Only complete objects (i.e. objects which can no longer contain any more data) will be returned.


These functions are not object methods but rather exported functions. You may export them on demand or use their fully-qualified name


Decodes a JSON string and returns a Perl object. This really doesn't serve much use, and JSON::XS is faster than this. Nevertheless it eliminates the need to use two modules if all you want to do is decode JSON.


Unescapes a JSON string, translating \uXXXX and other compliant escapes to their actual character/byte representation. Returns the converted string, undef if the input was empty. Dies on invalid input.

    my $str = "\\u0041";
    my $unescaped = unescape_json_string($str);
    # => "A"

Both "decode_json" and "feed" output already-unescaped strings, so there is no need to call this function on strings returned by those methods.



This will most likely not work with threads, although one would wonder why you would want to use this module across threads.

Object Trees

When inspecting the object tree, you may see some undef values, and it is impossible to determine whether those values are JSON nulls, or placeholder values. It would be possible to implement a class e.g. JSON::SL::Placeholder, but doing so would either be unsafe or incur additional overhead.


The ^ caret is somewhat obscure as a wildcard character

Currently wildcard matching is all-or-nothing, meaning that constructs such as foo^ will not work.


All input to JSON::SL should be either UTF-8 or ASCII (a subset of UTF-8).

More specifically, the input stream must be any superset of ASCII which uses octet streams (so this includes Latin1).

Perl itself only natively deals with 8-bit ASCII, Latin1, or UTF8 - so if your input stream is something else (for example, UTF-16) it will need to be converted to UTF8 some point in time before it is passed to JSON::SL.


JSON::SL aims to be the fastest JSON decoded for Perl. Currently it is only in second place - being 25% slower than JSON::XS for decode_json and about 8% slower for incremental parsing.

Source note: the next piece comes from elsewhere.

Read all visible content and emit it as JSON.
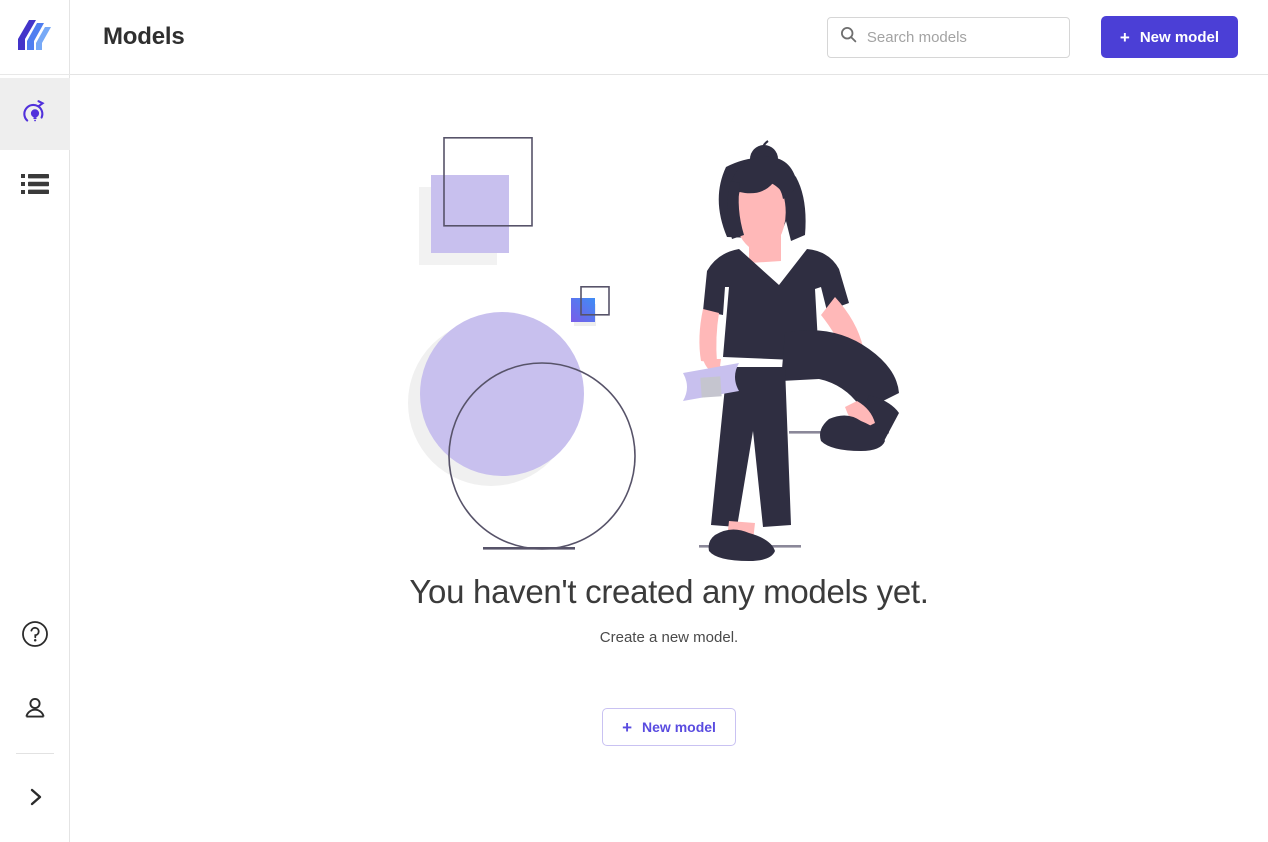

Additionally, if your input has lots of escapes (not very common in real-world JSON), JSON::SL will be even slower.

Nevertheless I believe that the benefits provided by JSON::SL save not only human time, but also machine time - What good is quickly decoding a large JSON stream if there are no proper facilities to inspect it?.


Work is in progress for a SAX-style interface. See JSON::SL::Tuba


JSON::XS - Still faster than this module, and is also the source of many of JSON::SL's ideas and tests.

If you wish to aid in the development of the JSON parser, do not modify the source files in the perl distribution, they are merely copied over from here:

jsonsl - C core for JSON::SL

JSON - JSON's main page

JSON Specification

JSONPointer Specification

JSON::SL::Tuba - Same core with an event-oriented interface, like SAX


Copyright (C) 2012 M. Nunberg

This module contains extracts from JSON::XS, nevertheless they are both licensed under the same terms as Perl itself.